Albert's younger brother, John William Myrick, also engaged in the monument business, though without attaining the same degree of success of his brother and nephew. Called "Will" by family members, he was a precocious young man, reaching his majority in 1845. However, within a few years of assuming responsibilities with the firm, the youthful entrepreneur immersed himself in debts, and in 1849, leaving his financial problems for Albert to solve, made the journey to California in search of easier wealth. John did enjoy some short-lived success in the gold mines, but lost much of his money when his partner embezzled the profits of a general store and ferry boat he had hoped to carry him to riches.
Embittered by his failures and feeling that his family and friends had deserted him, John turned to farming in the Napa Valley during the 1850s in the hopes of restoring himself to good standing. By the 1860s, he was working as a stockbroker in California and earning a strong, steady income, and by 1889, he had returned to the marble business. In that year, John established a firm in Spokane Falls, Washington Territory, that supplied stone for construction of the Cascade Locks on the Columbia River. Like his relatives, John allied himself with the progressive wing of the Democratic Party, supporting the war effort during the Civil War and even favoring Lincoln's reelection in 1864. He and his wife Ellen (d. 1870) married in 1852 and had three children, Percy, Ella, and William Albert.
- Acquisition Information:
- 1985-1986. M-2251, M-2297, M-2313 .
- Rules or Conventions:
- Finding aid prepared using Describing Archives: A Content Standard (DACS)
- Additional Descriptive Data:
Partial Subject Index
American (Know-Nothing) Party
- 1:62-64, 75-76
Buchanan, James, 1791-1868
California--History--Civil War, 1861-1865
- 1:90, 114
- 1:5-10, 12-24, 26, 32, 35, 41, 70
Cascade Locks (Columbia River)
Constitutional Union Party
Copperhead (Nickname)--New York (State)
- 1:114, 117
Debtor and creditor--New York (State)
- 1:3, 37
- 1:46-47, 64, 76, 85, 93, 102, 104, 117
- 1:43, 45
Greeley, Horace, 1811-1872
Guardian and ward--New York (State)
Illinois Central Railroad
Kentucky--History--Civil War, 1861-1865
- 1:82-83, 92, 117
Knights of the Golden Circle
Lincoln, Abraham, 1809-1865
- 1:102, 114, 117
Marriage--New York (State)
- 1:27, 124
- 1:64, 75, 79, 88
- 3:3, 24
New York (State)--Politics and government
- 3:12-13 and passim
Palmyra (N.Y.)--Politics and government
- 1:45-46, 54, 102
Parent and child
- 1:27, 78
Pierce, Benjamin, 1804-1869
Prentiss, Benjamin, 1819-1901
- 1:108, 114
- 1:70, 72, 76-77, 79, 81, 84-85, 102, 104, 121
San Francisco (Calif.)
- 1:80, 82, 85
Sepulchral monuments--Retail trade
- 1:4, 11, 58, 60, 80, 90, 110, 117, 119, 123, 127

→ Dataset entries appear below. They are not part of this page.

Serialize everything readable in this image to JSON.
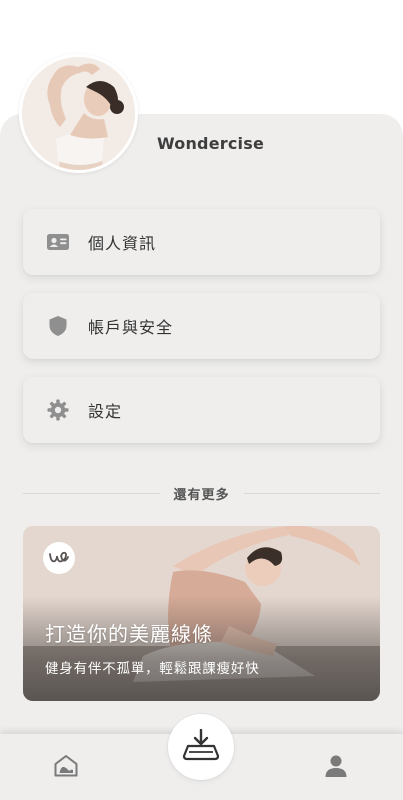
{
  "profile": {
    "username": "Wondercise"
  },
  "menu": {
    "items": [
      {
        "label": "個人資訊",
        "icon": "id-card-icon"
      },
      {
        "label": "帳戶與安全",
        "icon": "shield-icon"
      },
      {
        "label": "設定",
        "icon": "gear-icon"
      }
    ]
  },
  "more": {
    "label": "還有更多"
  },
  "promo": {
    "title": "打造你的美麗線條",
    "subtitle": "健身有伴不孤單，輕鬆跟課瘦好快",
    "logo_icon": "wondercise-logo-icon"
  },
  "nav": {
    "home_icon": "home-icon",
    "center_icon": "download-tray-icon",
    "profile_icon": "user-icon"
  },
  "colors": {
    "panel": "#efeeed",
    "icon_gray": "#8f8f8f",
    "text_dark": "#333333"
  }
}
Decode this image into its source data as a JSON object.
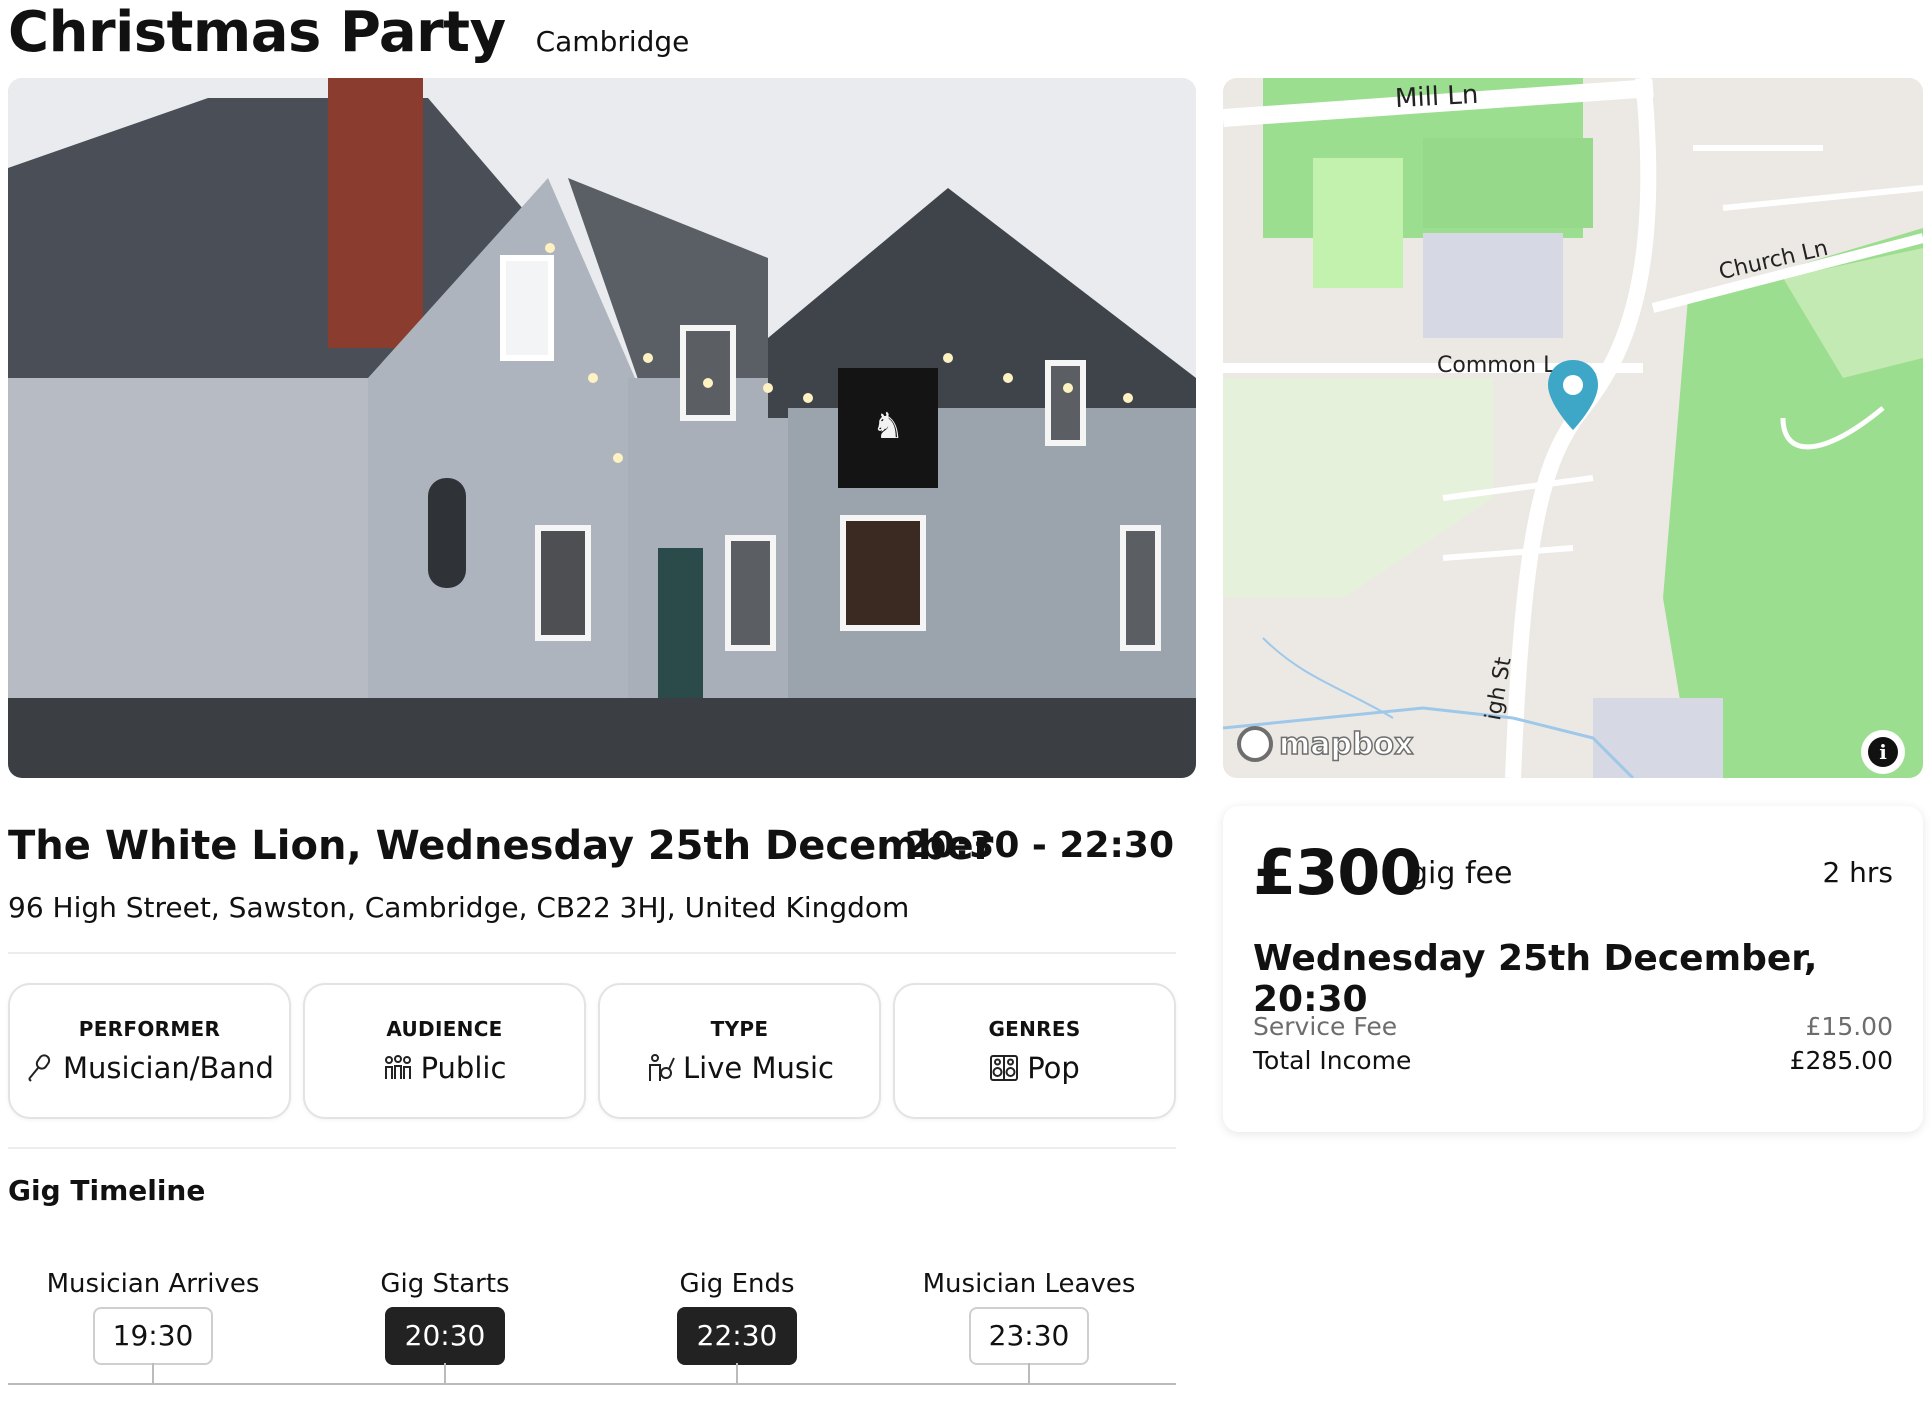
{
  "header": {
    "title": "Christmas Party",
    "location": "Cambridge"
  },
  "map": {
    "streets": [
      "Mill Ln",
      "Church Ln",
      "Common L",
      "igh St"
    ],
    "attribution": "mapbox",
    "info_icon": "info-icon",
    "pin_icon": "location-pin-icon"
  },
  "venue": {
    "title": "The White Lion, Wednesday 25th December",
    "time": "20:30 - 22:30",
    "address": "96 High Street, Sawston, Cambridge, CB22 3HJ, United Kingdom"
  },
  "cards": [
    {
      "label": "PERFORMER",
      "value": "Musician/Band",
      "icon": "microphone-icon"
    },
    {
      "label": "AUDIENCE",
      "value": "Public",
      "icon": "people-icon"
    },
    {
      "label": "TYPE",
      "value": "Live Music",
      "icon": "guitarist-icon"
    },
    {
      "label": "GENRES",
      "value": "Pop",
      "icon": "speaker-icon"
    }
  ],
  "timeline": {
    "title": "Gig Timeline",
    "items": [
      {
        "label": "Musician Arrives",
        "time": "19:30"
      },
      {
        "label": "Gig Starts",
        "time": "20:30"
      },
      {
        "label": "Gig Ends",
        "time": "22:30"
      },
      {
        "label": "Musician Leaves",
        "time": "23:30"
      }
    ]
  },
  "fee": {
    "amount": "£300",
    "label": "gig fee",
    "duration": "2 hrs",
    "date": "Wednesday 25th December, 20:30",
    "service_fee_label": "Service Fee",
    "service_fee_value": "£15.00",
    "total_label": "Total Income",
    "total_value": "£285.00"
  }
}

- 2:1-4, 6-14
- 3:5, 15-18
United States--History--Civil War, 1861-1865--Economic aspects
- 1:86, 88, 91, 99, 106, 112-113
United States--History--Civil War, 1861-1865--Hospitals
- 1:94, 97
Click on terms below to find any related finding aids on this site.
American (Know-Nothing) Party.
Sepulchral monuments--Retail trade.
- Business records.
Lincoln, Abraham, 1809-1865.
Kentucky--History--Civil War, 1861-1865.
Palmyra (N.Y.)--Politics and government.
United States--History--Civil War, 1861-1865--Economic aspects.
Using These Materials
The collection is open for research.
- USE & PERMISSIONS:
Copyright status is unknown.
- PREFERRED CITATION:
Myrick Family Papers, William L. Clements Library, The University of Michigan.